-------- Records to process --------

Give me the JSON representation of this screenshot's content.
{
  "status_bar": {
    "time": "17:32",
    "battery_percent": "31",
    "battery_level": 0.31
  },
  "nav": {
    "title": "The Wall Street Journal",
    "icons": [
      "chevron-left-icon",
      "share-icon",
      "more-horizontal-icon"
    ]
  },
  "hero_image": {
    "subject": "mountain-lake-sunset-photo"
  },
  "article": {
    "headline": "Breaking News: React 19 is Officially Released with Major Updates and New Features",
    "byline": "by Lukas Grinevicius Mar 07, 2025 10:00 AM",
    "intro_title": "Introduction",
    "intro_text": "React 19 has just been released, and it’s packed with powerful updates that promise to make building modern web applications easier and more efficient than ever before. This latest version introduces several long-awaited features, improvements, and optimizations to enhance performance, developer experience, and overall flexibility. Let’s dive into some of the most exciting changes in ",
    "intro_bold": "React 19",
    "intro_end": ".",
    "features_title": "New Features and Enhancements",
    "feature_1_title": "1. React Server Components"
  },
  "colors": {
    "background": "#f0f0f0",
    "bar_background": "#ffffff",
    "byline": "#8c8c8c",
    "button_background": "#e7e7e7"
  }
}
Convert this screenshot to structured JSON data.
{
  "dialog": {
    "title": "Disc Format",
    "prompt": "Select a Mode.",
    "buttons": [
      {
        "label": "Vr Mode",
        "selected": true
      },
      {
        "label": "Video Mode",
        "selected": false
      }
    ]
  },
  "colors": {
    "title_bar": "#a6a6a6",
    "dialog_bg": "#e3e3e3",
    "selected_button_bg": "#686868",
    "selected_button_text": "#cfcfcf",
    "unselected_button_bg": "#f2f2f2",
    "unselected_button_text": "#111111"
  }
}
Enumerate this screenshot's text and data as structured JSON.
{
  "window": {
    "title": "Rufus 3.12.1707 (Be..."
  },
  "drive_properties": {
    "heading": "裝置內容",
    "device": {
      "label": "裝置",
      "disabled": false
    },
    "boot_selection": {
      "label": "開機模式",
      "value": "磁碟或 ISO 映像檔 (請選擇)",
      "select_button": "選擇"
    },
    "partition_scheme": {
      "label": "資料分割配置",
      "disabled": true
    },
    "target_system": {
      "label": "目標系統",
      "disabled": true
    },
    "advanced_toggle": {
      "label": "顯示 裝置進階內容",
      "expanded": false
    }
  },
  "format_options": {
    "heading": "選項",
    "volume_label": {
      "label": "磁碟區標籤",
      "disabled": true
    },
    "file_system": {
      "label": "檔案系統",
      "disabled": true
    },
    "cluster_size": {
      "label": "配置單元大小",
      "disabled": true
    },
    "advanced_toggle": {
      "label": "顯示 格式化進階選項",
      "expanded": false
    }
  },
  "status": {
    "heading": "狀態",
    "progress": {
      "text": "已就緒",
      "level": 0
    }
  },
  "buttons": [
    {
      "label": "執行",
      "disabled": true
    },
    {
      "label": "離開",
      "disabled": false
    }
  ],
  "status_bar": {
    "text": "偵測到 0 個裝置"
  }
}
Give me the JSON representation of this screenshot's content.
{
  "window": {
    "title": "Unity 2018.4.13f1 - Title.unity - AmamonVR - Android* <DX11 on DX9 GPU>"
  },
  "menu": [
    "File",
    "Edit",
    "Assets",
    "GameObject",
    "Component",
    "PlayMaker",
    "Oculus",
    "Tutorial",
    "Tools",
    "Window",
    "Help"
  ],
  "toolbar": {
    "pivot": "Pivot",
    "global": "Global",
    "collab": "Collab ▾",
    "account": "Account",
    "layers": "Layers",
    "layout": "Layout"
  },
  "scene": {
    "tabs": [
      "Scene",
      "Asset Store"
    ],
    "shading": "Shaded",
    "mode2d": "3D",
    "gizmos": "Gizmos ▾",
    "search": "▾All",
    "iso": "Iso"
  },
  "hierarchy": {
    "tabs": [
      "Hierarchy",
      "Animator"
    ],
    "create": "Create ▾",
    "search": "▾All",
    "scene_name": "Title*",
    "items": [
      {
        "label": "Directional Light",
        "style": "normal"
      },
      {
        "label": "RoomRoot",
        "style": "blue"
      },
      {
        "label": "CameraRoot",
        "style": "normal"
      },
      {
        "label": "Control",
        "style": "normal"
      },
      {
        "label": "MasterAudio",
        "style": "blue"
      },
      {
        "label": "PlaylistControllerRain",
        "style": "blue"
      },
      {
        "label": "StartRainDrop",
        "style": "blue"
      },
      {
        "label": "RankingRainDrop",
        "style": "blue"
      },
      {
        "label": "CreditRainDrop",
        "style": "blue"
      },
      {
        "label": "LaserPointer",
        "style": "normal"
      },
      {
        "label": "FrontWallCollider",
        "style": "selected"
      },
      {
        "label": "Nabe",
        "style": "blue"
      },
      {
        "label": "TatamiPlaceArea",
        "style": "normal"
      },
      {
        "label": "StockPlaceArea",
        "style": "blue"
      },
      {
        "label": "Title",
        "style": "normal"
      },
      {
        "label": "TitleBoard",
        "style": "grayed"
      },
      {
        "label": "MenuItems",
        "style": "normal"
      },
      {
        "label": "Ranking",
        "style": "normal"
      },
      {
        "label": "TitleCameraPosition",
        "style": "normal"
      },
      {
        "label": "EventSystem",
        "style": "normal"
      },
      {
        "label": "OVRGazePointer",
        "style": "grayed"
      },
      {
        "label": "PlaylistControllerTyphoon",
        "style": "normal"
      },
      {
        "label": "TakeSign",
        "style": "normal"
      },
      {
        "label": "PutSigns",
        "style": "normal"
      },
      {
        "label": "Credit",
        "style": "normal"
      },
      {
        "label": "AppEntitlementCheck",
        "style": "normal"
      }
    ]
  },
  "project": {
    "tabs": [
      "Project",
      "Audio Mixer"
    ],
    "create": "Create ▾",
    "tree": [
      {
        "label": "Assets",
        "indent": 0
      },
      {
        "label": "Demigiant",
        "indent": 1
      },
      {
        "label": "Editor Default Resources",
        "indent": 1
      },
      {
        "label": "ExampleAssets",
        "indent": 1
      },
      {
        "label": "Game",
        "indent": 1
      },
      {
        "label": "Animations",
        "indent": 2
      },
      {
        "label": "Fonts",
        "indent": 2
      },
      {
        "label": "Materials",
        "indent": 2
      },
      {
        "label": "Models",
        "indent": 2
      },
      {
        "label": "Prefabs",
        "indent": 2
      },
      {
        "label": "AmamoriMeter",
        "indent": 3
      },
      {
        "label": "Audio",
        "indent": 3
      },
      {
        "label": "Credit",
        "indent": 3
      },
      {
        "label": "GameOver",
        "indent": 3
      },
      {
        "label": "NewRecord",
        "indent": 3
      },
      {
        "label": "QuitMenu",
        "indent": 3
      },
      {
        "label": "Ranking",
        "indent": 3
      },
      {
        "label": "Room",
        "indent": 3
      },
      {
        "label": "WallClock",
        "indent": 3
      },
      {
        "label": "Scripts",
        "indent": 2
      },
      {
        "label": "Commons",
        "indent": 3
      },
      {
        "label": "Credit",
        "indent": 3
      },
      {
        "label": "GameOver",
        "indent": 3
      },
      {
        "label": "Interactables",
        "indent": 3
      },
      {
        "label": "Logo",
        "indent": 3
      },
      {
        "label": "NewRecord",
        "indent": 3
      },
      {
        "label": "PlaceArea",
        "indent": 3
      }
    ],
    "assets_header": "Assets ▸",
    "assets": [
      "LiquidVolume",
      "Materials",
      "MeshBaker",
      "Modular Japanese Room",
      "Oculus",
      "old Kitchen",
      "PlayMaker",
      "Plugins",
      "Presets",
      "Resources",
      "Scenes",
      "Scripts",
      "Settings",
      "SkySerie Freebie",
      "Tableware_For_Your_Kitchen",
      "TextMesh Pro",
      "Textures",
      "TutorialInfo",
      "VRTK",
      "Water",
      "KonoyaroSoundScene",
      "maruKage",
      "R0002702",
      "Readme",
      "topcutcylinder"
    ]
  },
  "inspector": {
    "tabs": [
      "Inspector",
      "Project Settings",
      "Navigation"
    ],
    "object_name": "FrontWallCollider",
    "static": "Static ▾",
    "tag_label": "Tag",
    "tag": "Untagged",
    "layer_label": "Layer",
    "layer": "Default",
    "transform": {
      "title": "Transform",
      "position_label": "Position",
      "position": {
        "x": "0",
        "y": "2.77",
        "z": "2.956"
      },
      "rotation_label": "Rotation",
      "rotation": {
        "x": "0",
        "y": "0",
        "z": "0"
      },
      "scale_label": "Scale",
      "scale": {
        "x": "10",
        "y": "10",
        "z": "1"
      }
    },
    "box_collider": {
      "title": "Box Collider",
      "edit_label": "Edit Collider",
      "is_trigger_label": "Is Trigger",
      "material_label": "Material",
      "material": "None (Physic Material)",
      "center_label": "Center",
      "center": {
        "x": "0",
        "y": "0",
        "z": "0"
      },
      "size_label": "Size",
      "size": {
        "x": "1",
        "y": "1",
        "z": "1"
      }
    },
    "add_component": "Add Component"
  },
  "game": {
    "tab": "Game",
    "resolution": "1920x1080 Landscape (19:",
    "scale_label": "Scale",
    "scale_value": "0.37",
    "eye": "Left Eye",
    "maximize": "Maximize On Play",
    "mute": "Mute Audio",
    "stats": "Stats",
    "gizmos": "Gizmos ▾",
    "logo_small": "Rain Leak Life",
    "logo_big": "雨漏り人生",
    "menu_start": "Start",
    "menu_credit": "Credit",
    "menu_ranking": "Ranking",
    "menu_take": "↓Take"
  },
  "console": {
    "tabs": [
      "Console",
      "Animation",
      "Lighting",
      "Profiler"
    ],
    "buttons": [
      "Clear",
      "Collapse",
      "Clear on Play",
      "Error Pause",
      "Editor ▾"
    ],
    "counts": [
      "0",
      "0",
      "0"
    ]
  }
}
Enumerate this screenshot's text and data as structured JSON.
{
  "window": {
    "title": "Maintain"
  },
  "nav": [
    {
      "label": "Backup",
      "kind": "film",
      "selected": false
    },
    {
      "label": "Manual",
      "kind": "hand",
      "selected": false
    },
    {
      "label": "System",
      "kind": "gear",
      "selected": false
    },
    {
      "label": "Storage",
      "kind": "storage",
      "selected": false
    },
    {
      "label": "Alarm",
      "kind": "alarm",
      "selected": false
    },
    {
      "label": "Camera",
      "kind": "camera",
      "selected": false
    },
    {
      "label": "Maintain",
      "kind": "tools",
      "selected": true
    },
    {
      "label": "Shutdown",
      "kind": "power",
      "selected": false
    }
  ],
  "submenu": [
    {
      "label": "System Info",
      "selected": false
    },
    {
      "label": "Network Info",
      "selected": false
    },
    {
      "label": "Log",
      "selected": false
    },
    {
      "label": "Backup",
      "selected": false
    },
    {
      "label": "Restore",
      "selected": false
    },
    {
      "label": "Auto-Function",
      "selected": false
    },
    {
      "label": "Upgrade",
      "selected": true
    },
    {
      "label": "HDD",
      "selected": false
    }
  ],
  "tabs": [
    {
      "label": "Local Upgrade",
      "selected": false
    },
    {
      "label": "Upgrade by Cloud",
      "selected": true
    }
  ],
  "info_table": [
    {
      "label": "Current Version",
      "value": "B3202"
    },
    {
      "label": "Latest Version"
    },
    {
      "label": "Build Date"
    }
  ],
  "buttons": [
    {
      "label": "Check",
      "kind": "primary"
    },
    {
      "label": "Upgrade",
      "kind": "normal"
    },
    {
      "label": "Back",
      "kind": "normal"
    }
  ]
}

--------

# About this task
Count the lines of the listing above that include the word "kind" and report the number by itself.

# Response to this task
11